In appearance, striated caracaras have overall dark plumage with silvery streaking on the breast and neck. The face is yellow, and the bill is pale. Typically, these birds are carnivores, feeding on crustaceans, penguins, carcasses of birds, and eggs and chicks of other seabirds.
27. Snowy Sheathbill
Snowy sheathbills, also called American Sheathbills, are out there in the Antarctic Peninsula, the South Shetland Islands, the South Orkney Islands, the South Sandwich Islands, and South Georgia. They’re stocky and rather pigeon-like birds.
In winter, these birds migrate north in Tierra del Fuego and southern Argentina. However, a few juveniles are year-round residents. In appearance, these birds are entirely white with a pale pinkish face and a pale green-orange bill.
28. Emperor Penguin
Being the largest of all living penguins, emperor penguins live in Antarctica. In appearance, these flightless birds have a black head, throat, and chin. In addition, they feature broad yellow patches on both sides of the head.
Emperor penguins mostly feed on Antarctic silverfish, krill, squid, and other fish species. Adult penguins eat more, like 2 to 3 kilograms per day. Typically, they eat a couple of times a day to increase body fat for the long winter.
29. King Penguin
King penguins, like other penguins, breed on sub-Antarctic islands, such as the Falkland Islands, Tierra del Fuego, the Crozet Islands, and other temperate islands. At this moment, the estimated population of this penguin species is 2.23 million pairs.
In appearance, king penguins have a black head with vivid orange patches on both sides of the head. They’re usually 94 cm long and weigh around 30 to 35 lbs. During the breeding season, they eat lantern fish. In winter, they prefer squid.
30. Macaroni Penguin
Macaroni penguins are found throughout Antarctica and the Sub Antarctic regions, including the South Shetland Islands, Prince Edward and Marion islands, the Kerguelen Islands, the Crozet Islands, etc. They have distinctive black-yellow plumes on the head.
Like other penguin species, macaroni penguins are white below and black above. They’re 20 to 28 inches long and weigh around 1 lb. Their main diet is krill. However, they eat other crustaceans, small fish, and squid.
There are 46 species of birds out there in Antarctica. If you travel to Antarctica, chances are you encounter almost all the birds we just mentioned above. Not only that but there are a lot more birds out there in the southern hemisphere.
However, we hope you have learned a lot about the birds that live in Antarctica.
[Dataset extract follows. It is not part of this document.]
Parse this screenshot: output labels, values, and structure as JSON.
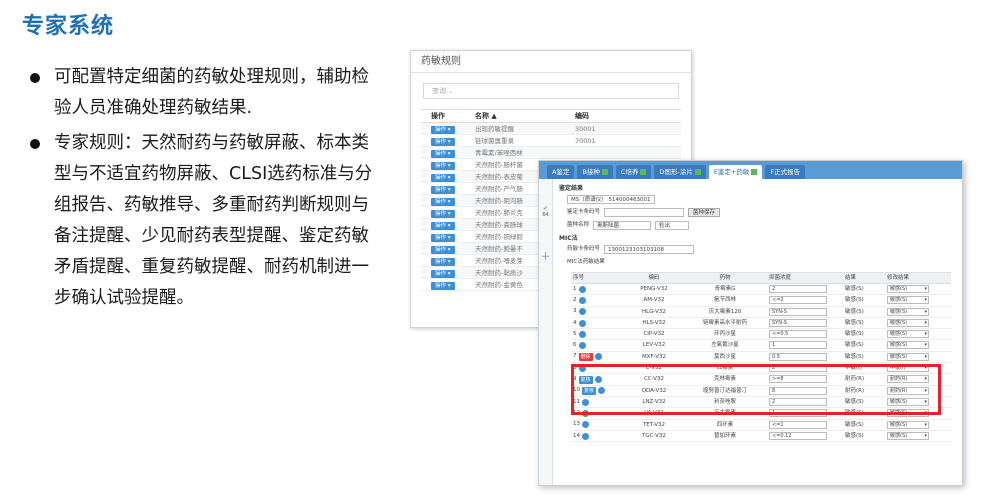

If you think we have missed a particular bird that we should include in this article, comment down below. Share your experience with us about any of these birds.